TO DO –
The pictures are to be dropped, and the records below are to be restated word for word.

Stored items:
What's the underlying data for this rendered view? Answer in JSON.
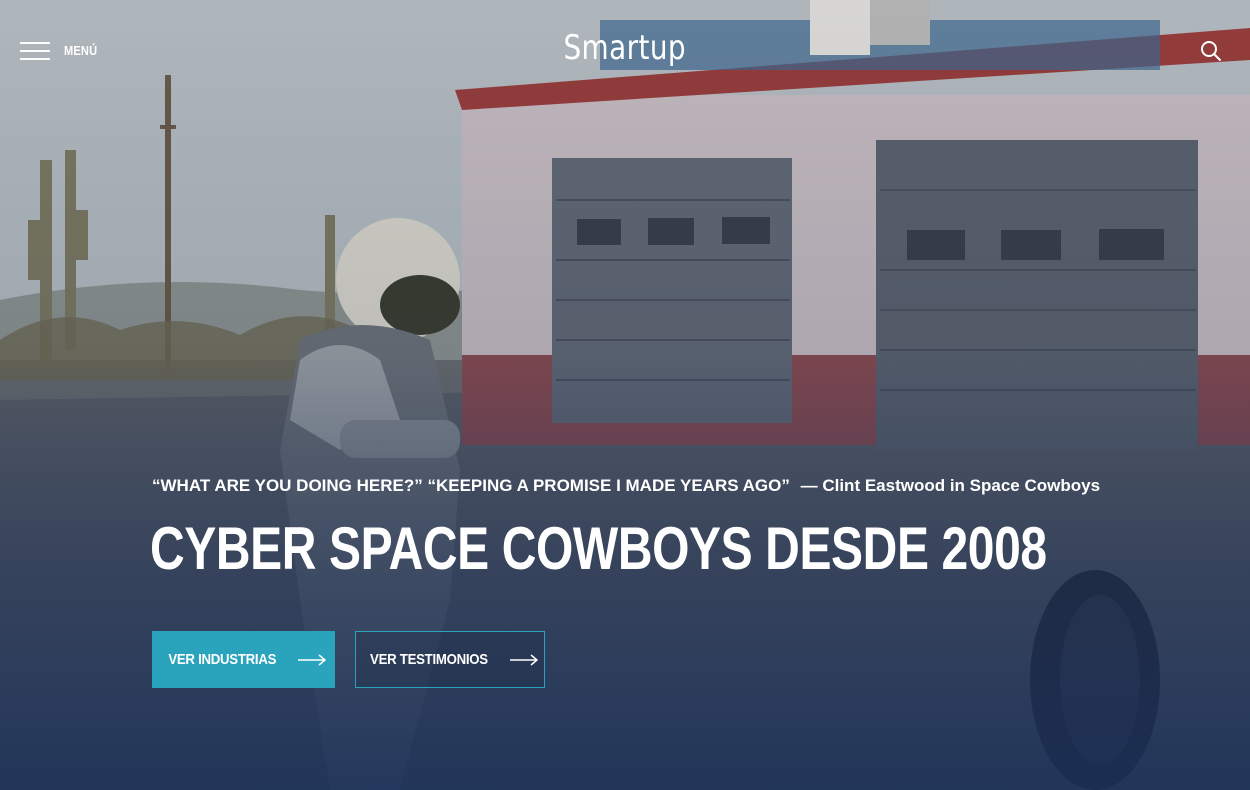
{
  "header": {
    "menu_label": "MENÚ",
    "logo_text": "Smartup",
    "menu_icon": "hamburger-icon",
    "search_icon": "search-icon"
  },
  "hero": {
    "quote": "“WHAT ARE YOU DOING HERE?” “KEEPING A PROMISE I MADE YEARS AGO”",
    "quote_author": "— Clint Eastwood in Space Cowboys",
    "headline": "CYBER SPACE COWBOYS DESDE 2008",
    "buttons": [
      {
        "label": "VER INDUSTRIAS",
        "icon": "arrow-right-icon"
      },
      {
        "label": "VER TESTIMONIOS",
        "icon": "arrow-right-icon"
      }
    ]
  },
  "colors": {
    "accent": "#2aa3bd",
    "text": "#ffffff",
    "overlay_dark": "#1e3356"
  }
}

REPLY TO THE EXERCISE –
What's the underlying data for this rendered view? Answer in JSON.
{
  "header": {
    "menu_label": "MENÚ",
    "logo_text": "Smartup",
    "menu_icon": "hamburger-icon",
    "search_icon": "search-icon"
  },
  "hero": {
    "quote": "“WHAT ARE YOU DOING HERE?” “KEEPING A PROMISE I MADE YEARS AGO”",
    "quote_author": "— Clint Eastwood in Space Cowboys",
    "headline": "CYBER SPACE COWBOYS DESDE 2008",
    "buttons": [
      {
        "label": "VER INDUSTRIAS",
        "icon": "arrow-right-icon"
      },
      {
        "label": "VER TESTIMONIOS",
        "icon": "arrow-right-icon"
      }
    ]
  },
  "colors": {
    "accent": "#2aa3bd",
    "text": "#ffffff",
    "overlay_dark": "#1e3356"
  }
}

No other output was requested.